A guy named Will sat right next to me in this class and we talked a lot. I gave Will a tract and asked if he ever received Christ.
"Yes, I have before," he said.
"Then you're saved!" I said.
"But I still sin," he said.
"So do I," I said. "If you've accepted Christ as your Savior, then you're saved!"
"No matter what?"
"Yeah! No matter what!"
Will and I talked for awhile about church. He told me that his parents attended a church. I asked if he'd like to come to church with me, and he said yes. I tried for the next couple of weeks to get him to come, but he said he had to fix his car on the first week, and then to pick it up on the second week, and then he had other reasons for not going on weeks after that. He may have had legitimate reasons, but he never went with Don and I to church. (Don was now taking me to church. Dan wasn't able to take me to church anymore, so he asked Don to do it.)
I also witnessed to Will's brother Pete in the bathroom once. He seemed very interested in the gospel and took my tract.

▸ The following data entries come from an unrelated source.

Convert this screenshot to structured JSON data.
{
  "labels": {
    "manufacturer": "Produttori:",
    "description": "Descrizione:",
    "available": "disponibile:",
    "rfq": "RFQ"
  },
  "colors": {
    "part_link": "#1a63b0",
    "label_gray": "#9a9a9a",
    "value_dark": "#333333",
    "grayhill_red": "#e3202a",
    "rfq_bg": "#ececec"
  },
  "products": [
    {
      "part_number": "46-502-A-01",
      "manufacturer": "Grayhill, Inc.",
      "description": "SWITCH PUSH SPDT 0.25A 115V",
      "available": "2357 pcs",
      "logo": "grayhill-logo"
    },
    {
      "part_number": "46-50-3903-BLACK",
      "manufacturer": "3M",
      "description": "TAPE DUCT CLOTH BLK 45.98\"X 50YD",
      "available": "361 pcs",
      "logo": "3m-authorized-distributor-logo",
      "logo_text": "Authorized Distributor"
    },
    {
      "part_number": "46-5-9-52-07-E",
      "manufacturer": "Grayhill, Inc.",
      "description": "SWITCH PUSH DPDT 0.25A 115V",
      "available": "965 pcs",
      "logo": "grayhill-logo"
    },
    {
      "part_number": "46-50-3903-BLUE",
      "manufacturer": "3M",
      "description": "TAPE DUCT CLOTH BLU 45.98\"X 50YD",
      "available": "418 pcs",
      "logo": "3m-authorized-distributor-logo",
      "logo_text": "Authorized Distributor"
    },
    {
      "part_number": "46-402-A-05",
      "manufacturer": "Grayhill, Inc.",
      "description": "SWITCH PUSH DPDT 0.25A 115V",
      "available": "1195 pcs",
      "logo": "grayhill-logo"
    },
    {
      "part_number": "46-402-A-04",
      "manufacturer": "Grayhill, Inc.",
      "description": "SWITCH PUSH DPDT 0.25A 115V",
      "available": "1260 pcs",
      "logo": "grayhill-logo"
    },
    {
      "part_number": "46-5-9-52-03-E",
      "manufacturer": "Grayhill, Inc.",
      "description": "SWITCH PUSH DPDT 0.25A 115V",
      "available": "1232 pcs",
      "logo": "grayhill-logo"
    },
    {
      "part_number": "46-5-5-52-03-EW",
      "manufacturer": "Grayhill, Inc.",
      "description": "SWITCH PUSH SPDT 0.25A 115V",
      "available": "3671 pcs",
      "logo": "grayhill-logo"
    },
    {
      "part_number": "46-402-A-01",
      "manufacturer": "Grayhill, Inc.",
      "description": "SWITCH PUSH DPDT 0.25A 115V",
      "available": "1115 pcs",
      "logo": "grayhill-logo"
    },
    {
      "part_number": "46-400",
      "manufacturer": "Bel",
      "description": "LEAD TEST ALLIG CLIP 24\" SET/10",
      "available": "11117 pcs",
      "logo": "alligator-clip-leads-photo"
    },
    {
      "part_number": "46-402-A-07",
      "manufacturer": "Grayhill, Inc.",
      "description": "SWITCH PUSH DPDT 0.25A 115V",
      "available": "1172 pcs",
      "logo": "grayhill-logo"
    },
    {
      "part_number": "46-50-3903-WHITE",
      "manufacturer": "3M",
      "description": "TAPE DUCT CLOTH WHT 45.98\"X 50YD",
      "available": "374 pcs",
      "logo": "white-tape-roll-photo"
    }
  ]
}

This was how my school year began. This was the start of my Senior year, and it would go by very quickly; but it would end up being a very fulfilling year.